3. Saad claims that progressive attitudes toward Muslims are based on anecdotal evidence; implies his case is statistically sound.
--So, my "no, no..." post, again, is a challenge to any defender of the idea that Islam is uniquely prone to violence to prove it with, you know, data. So this is the part where one might hope Saad would do just that. Nope. Just psychologizes about how his a priori mistaken adversaries must be basing their cases on anecdotes. Those silly kids.
Before getting to #4, the host repeats Saad's strawman with a slick addition. He says that progressives think "people shouldn't criticize Islam for fear it would be offensive." Can't speak for others but personally I'm not one to pull punches for fear of offending people. I offend people, quite intentionally, where I think they hold baseless beliefs that are harmful to others. I'll eagerly offend Muslims on exactly the same grounds. Unless shown otherwise (e.g., some quotes), this is just more strawman material.
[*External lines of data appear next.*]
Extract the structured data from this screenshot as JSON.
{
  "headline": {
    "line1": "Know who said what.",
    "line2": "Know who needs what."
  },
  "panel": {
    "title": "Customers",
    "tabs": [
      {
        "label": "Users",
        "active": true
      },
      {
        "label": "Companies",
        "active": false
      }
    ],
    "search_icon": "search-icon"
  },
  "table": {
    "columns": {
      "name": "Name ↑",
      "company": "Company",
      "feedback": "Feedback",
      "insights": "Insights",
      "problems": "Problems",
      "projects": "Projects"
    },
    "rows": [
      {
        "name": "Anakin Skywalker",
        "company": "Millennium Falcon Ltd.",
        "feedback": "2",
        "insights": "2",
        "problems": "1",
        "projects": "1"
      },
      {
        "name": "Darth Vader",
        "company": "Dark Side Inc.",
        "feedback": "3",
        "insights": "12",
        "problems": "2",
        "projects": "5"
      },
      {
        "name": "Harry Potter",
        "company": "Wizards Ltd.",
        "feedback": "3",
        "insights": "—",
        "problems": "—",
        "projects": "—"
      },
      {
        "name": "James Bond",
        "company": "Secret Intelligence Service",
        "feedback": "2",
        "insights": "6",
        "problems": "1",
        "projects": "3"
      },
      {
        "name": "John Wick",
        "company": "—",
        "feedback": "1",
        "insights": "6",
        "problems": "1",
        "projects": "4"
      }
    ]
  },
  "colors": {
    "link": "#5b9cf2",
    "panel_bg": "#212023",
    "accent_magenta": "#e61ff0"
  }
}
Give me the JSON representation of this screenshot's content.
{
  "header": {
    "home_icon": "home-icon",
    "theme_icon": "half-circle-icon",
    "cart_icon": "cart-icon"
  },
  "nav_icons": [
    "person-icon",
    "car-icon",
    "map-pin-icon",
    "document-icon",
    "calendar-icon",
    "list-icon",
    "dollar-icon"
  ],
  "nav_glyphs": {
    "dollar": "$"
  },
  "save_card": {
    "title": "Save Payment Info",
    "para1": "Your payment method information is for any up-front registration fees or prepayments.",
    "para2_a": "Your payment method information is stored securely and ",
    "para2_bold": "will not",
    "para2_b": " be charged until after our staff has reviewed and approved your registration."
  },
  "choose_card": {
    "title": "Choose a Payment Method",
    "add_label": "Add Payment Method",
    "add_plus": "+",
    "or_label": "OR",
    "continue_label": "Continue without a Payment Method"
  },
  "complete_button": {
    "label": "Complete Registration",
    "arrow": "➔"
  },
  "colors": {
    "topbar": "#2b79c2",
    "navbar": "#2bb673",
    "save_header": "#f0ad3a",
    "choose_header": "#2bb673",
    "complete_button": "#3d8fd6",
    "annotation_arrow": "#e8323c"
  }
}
I would, however, defend the "feelings" of Muslims to the extent that they're targets of unfounded tribalist hate, which is altogether different. I'm also concerned about the material consequences of Islamaphobia. There are real consequences to being baselessly targeted as part of a monolith. (Ask, I dunno, Black people.) For example, someone might use that Muslim caricature as part of an effort to, say, launch an aggressive war against your country, kill your family and such. Muslim Americans (and others who just look like they could be) are victims of violent, so-called hate crimes (statistically!) at a greater rate than say, white people, thanks in large part to the tribalist Muslim caricature. Kind of a big deal. Not a "being offensive" issue.
Around the 6:00 mark, Saad repeats the strawman.
4. Saad offers an anecdote about someone he talked to who just didn't get it. Ha.